Additionally, Saddam Hussein was accused of being a sympathizer the al-Qaeda. In essence, the US believed that Saddam had been financing the terrorist group from 1992. Therefore, by eliminating one of the al-Qaeda financiers, the US would save billions of dollars that would have been spent in the future fighting the group. In short, the US envisioned that it would achieve a significant milestone towards winning the war against terror, which is a costly affair.
Finally, the US envisioned that the war would bring economic liberation to the Iraqis, who had lived under Saddam Hussein’s authoritative rule for long. The US has been touted as the world leader in the promotion of freedom around the globe. This freedom involves the belief that governments should create an enabling environment for citizens to enjoy civil liberties. Before the 2003 invasion, Iraq had been dealt with numerous economic sanctions, which affected is economic status significantly.
Consequently, the Iraqis could not enjoy economic progression due to the sanctions and the authoritative rule of Saddam Hussein. Therefore, the US thought that toppling Saddam Hussein would usher a new era of socio-economic and political soundness to allow economic emancipation of the citizens. If the country prospered, then its citizens would enjoy economic development, which would achieve the US agenda of an empowered world where people enjoy freedom.
The 2003 Iraq war has been branded the “war of choice” because Saddam Hussein did not attack the US or its allies.
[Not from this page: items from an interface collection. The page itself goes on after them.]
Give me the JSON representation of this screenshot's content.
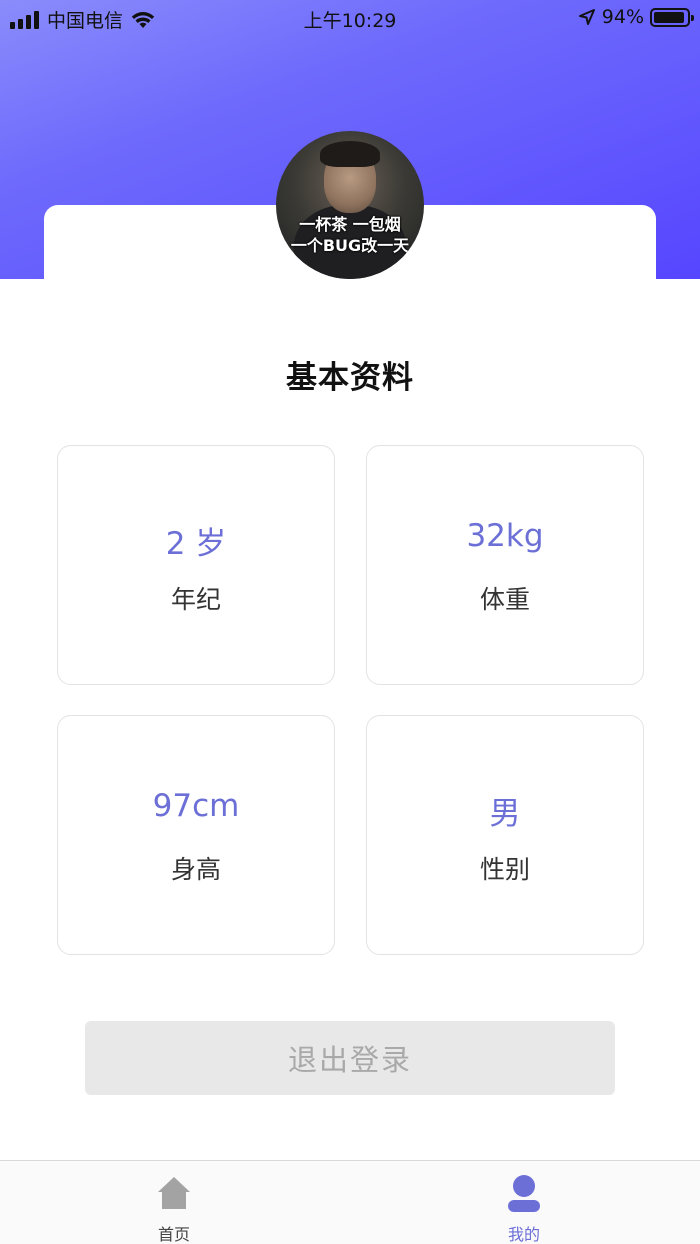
{
  "status_bar": {
    "carrier": "中国电信",
    "time": "上午10:29",
    "battery_percent": "94%",
    "battery_level": 0.94,
    "icons": [
      "signal-icon",
      "wifi-icon",
      "location-arrow-icon",
      "battery-icon"
    ]
  },
  "profile": {
    "avatar_caption_line1": "一杯茶 一包烟",
    "avatar_caption_line2": "一个BUG改一天"
  },
  "section": {
    "title": "基本资料"
  },
  "info": [
    {
      "value": "2 岁",
      "label": "年纪"
    },
    {
      "value": "32kg",
      "label": "体重"
    },
    {
      "value": "97cm",
      "label": "身高"
    },
    {
      "value": "男",
      "label": "性别"
    }
  ],
  "actions": {
    "logout_label": "退出登录"
  },
  "tab_bar": {
    "items": [
      {
        "label": "首页",
        "icon": "home-icon",
        "active": false
      },
      {
        "label": "我的",
        "icon": "user-icon",
        "active": true
      }
    ]
  },
  "colors": {
    "header_gradient_start": "#8a8cfb",
    "header_gradient_end": "#5646ff",
    "accent": "#6b6fd6",
    "button_bg": "#e8e8e8",
    "button_text": "#a9a9a9"
  }
}
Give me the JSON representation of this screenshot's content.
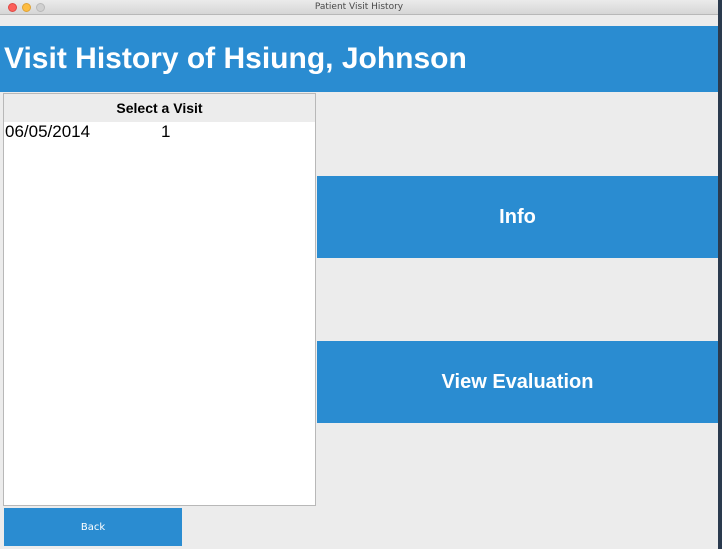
{
  "window": {
    "title": "Patient Visit History"
  },
  "header": {
    "title": "Visit History of Hsiung, Johnson"
  },
  "visit_list": {
    "heading": "Select a Visit",
    "rows": [
      {
        "date": "06/05/2014",
        "number": "1"
      }
    ]
  },
  "buttons": {
    "info": "Info",
    "view_evaluation": "View Evaluation",
    "back": "Back"
  },
  "colors": {
    "accent": "#2a8cd1",
    "background": "#ececec"
  }
}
The US went to the war under the guise of dethroning the despot president at the time, but the main agenda was to liberalize the oil business in the country and open the Gulf region to free trade. The US would gain economically by controlling the oil business in Iraq through American companies. The companies involved in the reconstruction process after the war would be American, and thus, they would benefit the US economy. Back in the US, employment opportunities would be created due to the continued need for the supply of goods on the battlefront.
On the other side, winning the war would instill confidence in the US economy and reassure investors to continue investing in the country. In the long-term, the US would avoid the costs associated with patrolling Iraq under the Saddam regime. Moreover, the Iraqis would be liberated economically by toppling the authoritative rule. Therefore, economically, the war made sense for the US-based on the issues highlighted in this paper.
Bilmes, Linda, and Joseph Stiglitz. The Three Trillion Dollar War: The True Cost of the Iraq Conflict, New York: W.W. Norton & Company, 2008. Print.
Hirsh, Jeffrey. The Little Book of Stock Market Cycles, Hoboken: Wiley, 2012. Print.
Muttitt, Greg. Fuel on the Fire: Oil and Politics in Occupied Iraq, New York: The New Press, 2012. Print.
Noble, Holcomb. Cheney’s War Crimes: The Reign of a de Facto President, Bloomington: Author House, 2013. Print.
Segell, Glen. Disarming Iraq, New York: Pantheon, 2004. Print.
Sherman, Howard. The Roller Coaster Economy: Financial Crisis, Great Recession, and the Public Option, New York: Routledge, 2015. Print.